There is a lot of take in throughout this book; I found I needed to take it a section at a time and really put some personal thought into what I had read. I was particularly drawn to the chapter on ‘Accelerating growth’, as I work in learning and development so I was curious as to what the author would point us towards. It was disappointing, to be honest, to see nothing new there, but I guess this is not an L&D book, rather a self-help book. I was though particularly surprised to see an explanation of learning styles, given they have been debunked as nonsense years ago and have no integrity in the L&D world. To his credit, the author also talks of more credible theories in that chapter, such as Carol Dweck’s growth mindset and neural plasticity. However I felt this chapter let the book down for me and dinted my confidence in reading other theories in other chapters which may be discredited old ideas, even though they were new to me.
That said, there are so many worked examples, quotes from businesses and ideas stuffed into this book that you cannot help but be inspired. Applying the thinking to your own context is encouraged by reading all the stories the author shares. The book has a huge list of acknowledgements from the many case studies. There are suggested takeaways throughout. It really is an easily accessible text. A reminder in a fast paced world of leadership through change that we need to take a humble and people focused approach to our work, not a busy-ness approach. I can see this book being very popular with leaders; indeed there is something for everyone in this book.
Overall I do really like this book – the structure, the offer, the concepts. It all appears to be written with the reader in mind. It is a book full of humanity. The author concludes “… shifting my focus from ‘doing’ to ‘being’ has had the single biggest impact on the quality of my work and life.” You cannot argue that we could all do with more Being in our lives.
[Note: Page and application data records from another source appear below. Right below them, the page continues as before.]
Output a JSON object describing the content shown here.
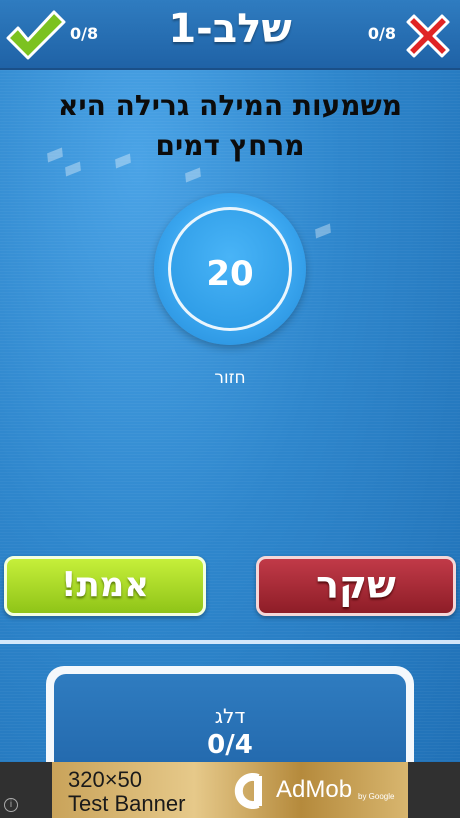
{
  "header": {
    "level_title": "שלב-1",
    "correct_score": "0/8",
    "wrong_score": "0/8",
    "check_icon": "green-checkmark-icon",
    "x_icon": "red-x-icon"
  },
  "question": {
    "line1": "משמעות המילה גרילה היא",
    "line2": "מרחץ דמים"
  },
  "timer": {
    "value": "20"
  },
  "repeat_label": "חזור",
  "answers": {
    "true_label": "אמת!",
    "false_label": "שקר"
  },
  "skip": {
    "label": "דלג",
    "count": "0/4"
  },
  "ad": {
    "size_text": "320×50",
    "banner_text": "Test Banner",
    "brand": "AdMob",
    "by_text": "by Google",
    "info_icon": "info-icon"
  },
  "colors": {
    "background": "#2a7fc4",
    "true_button": "#9fd124",
    "false_button": "#a52a36",
    "timer": "#3aa6ef"
  }
}
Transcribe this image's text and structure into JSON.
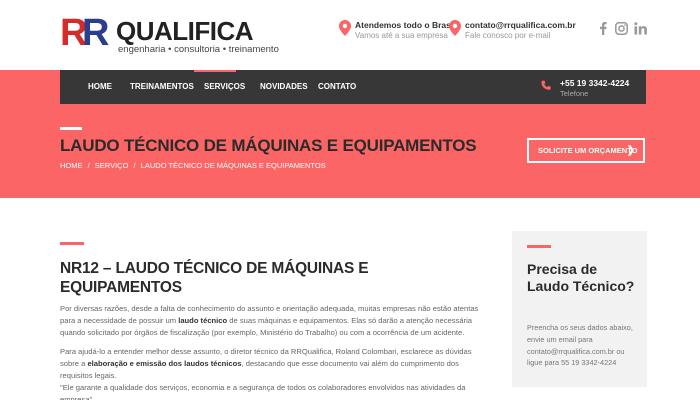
{
  "brand": {
    "mark_left": "R",
    "mark_right": "R",
    "name": "QUALIFICA",
    "tagline": "engenharia • consultoria • treinamento"
  },
  "contact_info": [
    {
      "title": "Atendemos todo o Brasil",
      "subtitle": "Vamos até a sua empresa"
    },
    {
      "title": "contato@rrqualifica.com.br",
      "subtitle": "Fale conosco por e-mail"
    }
  ],
  "social": [
    "facebook-icon",
    "instagram-icon",
    "linkedin-icon"
  ],
  "nav": {
    "items": [
      "HOME",
      "TREINAMENTOS",
      "SERVIÇOS",
      "NOVIDADES",
      "CONTATO"
    ],
    "active": "SERVIÇOS",
    "phone": "+55 19 3342-4224",
    "phone_label": "Telefone"
  },
  "hero": {
    "title": "LAUDO TÉCNICO DE MÁQUINAS E EQUIPAMENTOS",
    "breadcrumb": [
      "HOME",
      "/",
      "SERVIÇO",
      "/",
      "LAUDO TÉCNICO DE MÁQUINAS E EQUIPAMENTOS"
    ],
    "cta_label": "SOLICITE UM ORÇAMENTO"
  },
  "main": {
    "title": "NR12 – LAUDO TÉCNICO DE MÁQUINAS E EQUIPAMENTOS",
    "p1_a": "Por diversas razões, desde a falta de conhecimento do assunto e orientação adequada, muitas empresas não estão atentas para a necessidade de possuir um ",
    "p1_b": "laudo técnico",
    "p1_c": " de suas máquinas e equipamentos. Elas só darão a atenção necessária quando solicitado por órgãos de fiscalização (por exemplo, Ministério do Trabalho) ou com a ocorrência de um acidente.",
    "p2_a": "Para ajudá-lo a entender melhor desse assunto, o diretor técnico da RRQualifica, Roland Colombari, esclarece as dúvidas sobre a ",
    "p2_b": "elaboração e emissão dos laudos técnicos",
    "p2_c": ", destacando que esse documento vai além do cumprimento dos requisitos legais.",
    "p2_d": "\"Ele garante a qualidade dos serviços, economia e a segurança de todos os colaboradores envolvidos nas atividades da empresa\"."
  },
  "sidebar": {
    "title": "Precisa de Laudo Técnico?",
    "text": "Preencha os seus dados abaixo, envie um email para contato@rrqualifica.com.br ou ligue para 55 19 3342-4224"
  },
  "colors": {
    "accent": "#fb6565",
    "nav_bg": "#373737",
    "logo_red": "#d52b2b",
    "logo_blue": "#2b3d8f"
  }
}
Michelle Parry-Slater, L&D Director, Kairos Modern Learning
Published by Lid Publishing